# THE PROBLEM:
For each line of the data below, copy it if it holds the word "Sanctioned".

---------- THE DATA

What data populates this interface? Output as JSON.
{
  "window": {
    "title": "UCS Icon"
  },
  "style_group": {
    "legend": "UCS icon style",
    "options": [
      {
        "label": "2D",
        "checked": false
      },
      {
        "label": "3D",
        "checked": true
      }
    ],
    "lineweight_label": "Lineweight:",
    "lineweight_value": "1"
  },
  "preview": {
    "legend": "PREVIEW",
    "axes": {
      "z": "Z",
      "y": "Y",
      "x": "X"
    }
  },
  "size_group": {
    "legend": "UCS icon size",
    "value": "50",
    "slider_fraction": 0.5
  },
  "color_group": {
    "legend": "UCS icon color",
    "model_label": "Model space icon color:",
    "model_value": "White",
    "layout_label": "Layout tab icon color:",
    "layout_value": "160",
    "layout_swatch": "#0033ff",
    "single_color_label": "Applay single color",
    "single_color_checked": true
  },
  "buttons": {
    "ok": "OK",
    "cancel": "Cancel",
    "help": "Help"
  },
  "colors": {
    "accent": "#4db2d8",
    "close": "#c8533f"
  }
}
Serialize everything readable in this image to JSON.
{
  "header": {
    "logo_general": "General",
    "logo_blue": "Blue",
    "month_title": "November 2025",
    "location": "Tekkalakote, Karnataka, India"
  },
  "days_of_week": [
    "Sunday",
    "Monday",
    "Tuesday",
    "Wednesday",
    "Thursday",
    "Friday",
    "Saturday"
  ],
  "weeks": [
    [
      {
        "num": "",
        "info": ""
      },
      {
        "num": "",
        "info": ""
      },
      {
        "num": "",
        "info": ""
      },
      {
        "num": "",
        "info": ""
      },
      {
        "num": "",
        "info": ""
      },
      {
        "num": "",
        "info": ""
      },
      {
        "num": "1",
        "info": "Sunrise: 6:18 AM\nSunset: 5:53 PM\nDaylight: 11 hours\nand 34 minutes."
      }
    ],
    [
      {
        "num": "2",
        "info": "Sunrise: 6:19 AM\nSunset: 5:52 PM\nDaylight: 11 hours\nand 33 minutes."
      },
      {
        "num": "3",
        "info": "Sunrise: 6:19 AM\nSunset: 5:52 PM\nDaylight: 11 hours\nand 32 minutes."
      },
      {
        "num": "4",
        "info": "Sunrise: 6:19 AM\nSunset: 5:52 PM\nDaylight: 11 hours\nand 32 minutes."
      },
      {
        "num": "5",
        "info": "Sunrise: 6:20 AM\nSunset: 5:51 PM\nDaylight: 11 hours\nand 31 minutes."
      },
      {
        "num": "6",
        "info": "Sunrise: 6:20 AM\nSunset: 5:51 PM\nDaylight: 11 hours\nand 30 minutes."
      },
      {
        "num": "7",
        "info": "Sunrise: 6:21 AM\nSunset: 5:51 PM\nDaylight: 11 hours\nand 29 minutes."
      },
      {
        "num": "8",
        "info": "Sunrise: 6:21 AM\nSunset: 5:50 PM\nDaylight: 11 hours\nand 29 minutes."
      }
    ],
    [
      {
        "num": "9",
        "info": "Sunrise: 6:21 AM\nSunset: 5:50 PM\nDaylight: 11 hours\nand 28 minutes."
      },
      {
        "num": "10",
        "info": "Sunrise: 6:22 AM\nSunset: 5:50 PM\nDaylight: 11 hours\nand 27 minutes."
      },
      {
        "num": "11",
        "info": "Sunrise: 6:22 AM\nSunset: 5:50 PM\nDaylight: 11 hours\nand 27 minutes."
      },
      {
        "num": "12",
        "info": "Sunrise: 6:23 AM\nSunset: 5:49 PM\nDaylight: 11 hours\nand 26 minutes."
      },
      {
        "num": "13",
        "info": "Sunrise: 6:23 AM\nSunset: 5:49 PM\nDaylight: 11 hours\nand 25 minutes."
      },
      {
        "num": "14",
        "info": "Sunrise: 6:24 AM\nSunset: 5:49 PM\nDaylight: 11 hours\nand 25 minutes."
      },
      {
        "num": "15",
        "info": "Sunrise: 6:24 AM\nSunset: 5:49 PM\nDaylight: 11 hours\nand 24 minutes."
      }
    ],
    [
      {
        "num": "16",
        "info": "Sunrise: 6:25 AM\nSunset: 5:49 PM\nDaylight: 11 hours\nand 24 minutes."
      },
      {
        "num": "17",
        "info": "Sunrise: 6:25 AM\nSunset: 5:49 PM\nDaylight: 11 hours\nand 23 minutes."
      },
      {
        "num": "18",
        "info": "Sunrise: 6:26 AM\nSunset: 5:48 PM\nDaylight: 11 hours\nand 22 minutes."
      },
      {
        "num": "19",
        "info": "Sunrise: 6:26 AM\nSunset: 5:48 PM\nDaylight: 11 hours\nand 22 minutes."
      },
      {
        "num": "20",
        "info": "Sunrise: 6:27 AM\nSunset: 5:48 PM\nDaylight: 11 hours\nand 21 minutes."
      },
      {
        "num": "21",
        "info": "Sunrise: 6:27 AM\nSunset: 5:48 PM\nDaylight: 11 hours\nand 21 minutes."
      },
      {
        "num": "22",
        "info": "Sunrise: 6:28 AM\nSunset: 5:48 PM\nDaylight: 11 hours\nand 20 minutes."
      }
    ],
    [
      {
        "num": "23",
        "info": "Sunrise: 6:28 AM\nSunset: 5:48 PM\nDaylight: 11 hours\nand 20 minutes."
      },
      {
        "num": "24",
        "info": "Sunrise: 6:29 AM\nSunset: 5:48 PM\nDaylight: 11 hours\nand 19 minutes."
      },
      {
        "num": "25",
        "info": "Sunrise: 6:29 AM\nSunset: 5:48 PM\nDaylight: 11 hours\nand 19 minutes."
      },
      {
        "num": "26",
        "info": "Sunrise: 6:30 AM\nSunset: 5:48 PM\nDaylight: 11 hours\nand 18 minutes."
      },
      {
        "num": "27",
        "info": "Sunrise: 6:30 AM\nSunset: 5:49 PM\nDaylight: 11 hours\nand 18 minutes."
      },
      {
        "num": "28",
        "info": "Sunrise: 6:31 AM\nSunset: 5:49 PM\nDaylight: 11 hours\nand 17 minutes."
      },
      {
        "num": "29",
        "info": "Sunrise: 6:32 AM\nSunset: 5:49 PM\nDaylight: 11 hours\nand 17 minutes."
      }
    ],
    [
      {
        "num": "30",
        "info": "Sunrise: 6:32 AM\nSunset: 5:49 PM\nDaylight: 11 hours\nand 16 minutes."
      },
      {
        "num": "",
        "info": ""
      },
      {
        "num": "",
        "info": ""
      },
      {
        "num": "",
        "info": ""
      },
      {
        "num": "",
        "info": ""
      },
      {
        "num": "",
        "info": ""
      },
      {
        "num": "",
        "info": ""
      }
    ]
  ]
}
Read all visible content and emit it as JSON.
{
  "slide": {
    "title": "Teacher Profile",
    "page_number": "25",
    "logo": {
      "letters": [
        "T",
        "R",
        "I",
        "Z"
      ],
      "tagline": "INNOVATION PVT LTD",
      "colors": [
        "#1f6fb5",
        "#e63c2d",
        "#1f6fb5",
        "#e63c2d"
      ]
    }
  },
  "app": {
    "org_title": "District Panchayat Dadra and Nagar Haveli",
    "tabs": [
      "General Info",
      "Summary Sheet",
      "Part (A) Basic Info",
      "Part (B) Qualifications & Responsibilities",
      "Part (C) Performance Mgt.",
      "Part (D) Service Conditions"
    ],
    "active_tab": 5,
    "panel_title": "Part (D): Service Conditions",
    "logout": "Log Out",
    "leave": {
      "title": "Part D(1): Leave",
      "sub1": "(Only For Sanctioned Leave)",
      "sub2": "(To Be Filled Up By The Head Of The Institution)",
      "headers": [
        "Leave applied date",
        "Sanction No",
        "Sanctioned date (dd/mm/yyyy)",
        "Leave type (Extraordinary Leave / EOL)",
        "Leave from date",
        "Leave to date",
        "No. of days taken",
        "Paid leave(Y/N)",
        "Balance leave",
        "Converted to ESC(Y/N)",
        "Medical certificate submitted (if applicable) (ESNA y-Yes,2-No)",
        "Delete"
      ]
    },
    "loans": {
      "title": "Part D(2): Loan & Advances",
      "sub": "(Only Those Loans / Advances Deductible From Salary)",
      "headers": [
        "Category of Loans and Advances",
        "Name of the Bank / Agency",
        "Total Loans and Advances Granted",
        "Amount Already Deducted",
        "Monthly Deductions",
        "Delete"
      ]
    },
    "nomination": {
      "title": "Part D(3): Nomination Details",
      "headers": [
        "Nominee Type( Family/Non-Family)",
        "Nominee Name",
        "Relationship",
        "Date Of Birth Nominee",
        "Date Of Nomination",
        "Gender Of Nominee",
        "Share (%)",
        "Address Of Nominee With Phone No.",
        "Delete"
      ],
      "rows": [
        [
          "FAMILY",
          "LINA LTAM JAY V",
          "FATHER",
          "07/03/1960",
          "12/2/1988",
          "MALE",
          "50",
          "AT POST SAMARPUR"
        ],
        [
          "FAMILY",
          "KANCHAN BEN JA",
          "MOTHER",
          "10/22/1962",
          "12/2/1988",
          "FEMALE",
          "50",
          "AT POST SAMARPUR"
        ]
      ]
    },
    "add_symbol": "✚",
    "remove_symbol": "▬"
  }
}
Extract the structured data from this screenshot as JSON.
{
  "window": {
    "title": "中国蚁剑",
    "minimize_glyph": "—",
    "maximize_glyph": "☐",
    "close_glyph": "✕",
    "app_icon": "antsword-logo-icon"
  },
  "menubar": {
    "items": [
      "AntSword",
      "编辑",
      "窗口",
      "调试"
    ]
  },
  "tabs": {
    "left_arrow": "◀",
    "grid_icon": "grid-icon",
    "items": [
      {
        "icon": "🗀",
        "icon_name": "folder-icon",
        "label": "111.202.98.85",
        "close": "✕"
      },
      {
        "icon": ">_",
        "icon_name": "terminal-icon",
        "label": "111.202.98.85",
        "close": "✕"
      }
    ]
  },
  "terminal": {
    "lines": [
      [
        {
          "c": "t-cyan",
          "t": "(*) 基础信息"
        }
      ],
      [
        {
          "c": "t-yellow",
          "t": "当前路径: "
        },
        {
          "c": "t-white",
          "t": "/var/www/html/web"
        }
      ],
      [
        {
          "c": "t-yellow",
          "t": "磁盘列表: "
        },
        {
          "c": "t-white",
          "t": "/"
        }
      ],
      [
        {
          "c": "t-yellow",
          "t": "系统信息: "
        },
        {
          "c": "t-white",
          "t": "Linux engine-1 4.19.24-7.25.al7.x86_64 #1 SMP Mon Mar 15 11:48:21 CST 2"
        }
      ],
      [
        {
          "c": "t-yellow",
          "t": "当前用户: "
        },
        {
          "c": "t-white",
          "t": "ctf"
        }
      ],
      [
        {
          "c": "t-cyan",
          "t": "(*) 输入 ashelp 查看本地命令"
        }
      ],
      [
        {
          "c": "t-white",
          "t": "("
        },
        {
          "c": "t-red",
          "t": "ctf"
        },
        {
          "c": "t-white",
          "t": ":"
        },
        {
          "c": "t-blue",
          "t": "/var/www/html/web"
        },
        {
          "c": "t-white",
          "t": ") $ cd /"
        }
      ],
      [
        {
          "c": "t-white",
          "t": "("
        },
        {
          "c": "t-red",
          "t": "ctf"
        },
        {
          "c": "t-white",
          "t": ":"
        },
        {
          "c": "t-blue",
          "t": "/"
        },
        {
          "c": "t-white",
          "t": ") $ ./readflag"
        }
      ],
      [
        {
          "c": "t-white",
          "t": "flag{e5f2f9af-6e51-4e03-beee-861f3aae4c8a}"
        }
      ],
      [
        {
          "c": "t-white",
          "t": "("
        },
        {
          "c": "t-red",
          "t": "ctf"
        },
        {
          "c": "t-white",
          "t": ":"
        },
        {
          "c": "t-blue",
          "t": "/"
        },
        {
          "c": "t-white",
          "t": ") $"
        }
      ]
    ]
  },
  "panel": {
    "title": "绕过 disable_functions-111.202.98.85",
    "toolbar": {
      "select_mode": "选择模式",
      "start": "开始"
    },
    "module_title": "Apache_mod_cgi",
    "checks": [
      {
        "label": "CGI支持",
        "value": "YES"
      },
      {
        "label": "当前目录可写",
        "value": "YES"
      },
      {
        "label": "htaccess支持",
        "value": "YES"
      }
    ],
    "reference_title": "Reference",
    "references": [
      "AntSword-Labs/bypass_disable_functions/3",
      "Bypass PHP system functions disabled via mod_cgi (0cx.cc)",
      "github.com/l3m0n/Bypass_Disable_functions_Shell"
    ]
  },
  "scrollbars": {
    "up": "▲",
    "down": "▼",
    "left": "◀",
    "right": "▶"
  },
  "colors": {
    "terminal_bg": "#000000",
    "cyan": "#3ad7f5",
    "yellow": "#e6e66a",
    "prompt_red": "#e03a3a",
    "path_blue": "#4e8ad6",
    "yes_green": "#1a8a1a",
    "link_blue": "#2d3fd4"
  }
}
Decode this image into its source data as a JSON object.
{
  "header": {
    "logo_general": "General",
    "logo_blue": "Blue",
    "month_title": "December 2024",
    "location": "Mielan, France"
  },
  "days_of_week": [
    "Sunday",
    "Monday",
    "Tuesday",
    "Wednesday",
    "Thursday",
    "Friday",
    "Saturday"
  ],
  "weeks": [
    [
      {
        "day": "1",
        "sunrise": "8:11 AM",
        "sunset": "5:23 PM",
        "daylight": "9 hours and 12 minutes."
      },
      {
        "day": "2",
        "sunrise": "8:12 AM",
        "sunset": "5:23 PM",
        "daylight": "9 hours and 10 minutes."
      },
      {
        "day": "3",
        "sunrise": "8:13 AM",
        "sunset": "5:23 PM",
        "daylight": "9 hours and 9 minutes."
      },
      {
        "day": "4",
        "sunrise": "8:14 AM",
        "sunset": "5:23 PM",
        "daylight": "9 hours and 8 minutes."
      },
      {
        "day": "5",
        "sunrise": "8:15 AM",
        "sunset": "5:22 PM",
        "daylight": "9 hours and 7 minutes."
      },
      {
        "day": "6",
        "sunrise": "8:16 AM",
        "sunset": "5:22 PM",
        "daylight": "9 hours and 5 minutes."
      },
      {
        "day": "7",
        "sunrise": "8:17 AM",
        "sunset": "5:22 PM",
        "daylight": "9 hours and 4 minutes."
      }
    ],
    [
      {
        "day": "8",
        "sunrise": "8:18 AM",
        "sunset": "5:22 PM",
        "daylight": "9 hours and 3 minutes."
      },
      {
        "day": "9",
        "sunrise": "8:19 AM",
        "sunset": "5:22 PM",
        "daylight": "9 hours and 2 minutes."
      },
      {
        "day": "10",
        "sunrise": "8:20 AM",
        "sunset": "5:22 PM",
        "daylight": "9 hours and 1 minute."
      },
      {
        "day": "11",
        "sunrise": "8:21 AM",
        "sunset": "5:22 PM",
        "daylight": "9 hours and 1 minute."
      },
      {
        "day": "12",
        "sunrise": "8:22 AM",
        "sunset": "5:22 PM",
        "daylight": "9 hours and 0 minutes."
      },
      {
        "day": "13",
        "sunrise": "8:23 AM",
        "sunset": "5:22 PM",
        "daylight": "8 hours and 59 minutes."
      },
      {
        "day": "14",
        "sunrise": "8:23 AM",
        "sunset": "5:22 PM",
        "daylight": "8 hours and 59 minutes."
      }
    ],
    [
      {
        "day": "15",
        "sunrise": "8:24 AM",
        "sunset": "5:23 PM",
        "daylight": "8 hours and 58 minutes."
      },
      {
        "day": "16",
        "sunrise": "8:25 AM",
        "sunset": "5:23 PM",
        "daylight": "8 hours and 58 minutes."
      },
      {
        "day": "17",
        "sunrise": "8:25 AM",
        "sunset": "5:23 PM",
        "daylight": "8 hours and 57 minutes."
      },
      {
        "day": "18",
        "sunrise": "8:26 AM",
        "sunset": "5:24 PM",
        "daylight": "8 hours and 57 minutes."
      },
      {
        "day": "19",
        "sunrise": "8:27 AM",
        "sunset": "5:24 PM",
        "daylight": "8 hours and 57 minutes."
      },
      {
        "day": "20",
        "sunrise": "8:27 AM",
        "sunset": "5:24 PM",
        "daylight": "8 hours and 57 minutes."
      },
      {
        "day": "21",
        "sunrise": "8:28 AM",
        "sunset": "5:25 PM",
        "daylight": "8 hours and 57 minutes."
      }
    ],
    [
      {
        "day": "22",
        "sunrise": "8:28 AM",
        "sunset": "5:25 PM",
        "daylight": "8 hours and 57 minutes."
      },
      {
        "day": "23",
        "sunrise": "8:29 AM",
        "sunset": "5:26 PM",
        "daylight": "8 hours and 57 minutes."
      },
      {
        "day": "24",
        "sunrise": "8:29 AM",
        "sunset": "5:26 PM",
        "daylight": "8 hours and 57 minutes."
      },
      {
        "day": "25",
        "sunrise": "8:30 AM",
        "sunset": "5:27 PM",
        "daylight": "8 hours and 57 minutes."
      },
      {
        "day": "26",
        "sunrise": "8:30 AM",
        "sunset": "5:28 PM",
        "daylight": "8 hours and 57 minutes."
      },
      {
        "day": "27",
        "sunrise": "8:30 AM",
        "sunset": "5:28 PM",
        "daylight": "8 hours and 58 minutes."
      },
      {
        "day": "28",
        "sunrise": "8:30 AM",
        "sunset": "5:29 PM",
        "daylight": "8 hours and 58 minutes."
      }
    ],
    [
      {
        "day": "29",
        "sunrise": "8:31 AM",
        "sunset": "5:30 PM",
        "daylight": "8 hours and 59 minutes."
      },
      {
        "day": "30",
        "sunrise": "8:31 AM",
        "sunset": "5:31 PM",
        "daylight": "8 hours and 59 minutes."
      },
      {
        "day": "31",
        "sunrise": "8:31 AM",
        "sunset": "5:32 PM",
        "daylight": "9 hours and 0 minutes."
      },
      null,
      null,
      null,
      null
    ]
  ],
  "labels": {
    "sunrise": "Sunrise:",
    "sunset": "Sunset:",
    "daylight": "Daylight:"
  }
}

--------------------

# RESPONSE BOX:
      "sub1": "(Only For Sanctioned Leave)",
        "Sanctioned date (dd/mm/yyyy)",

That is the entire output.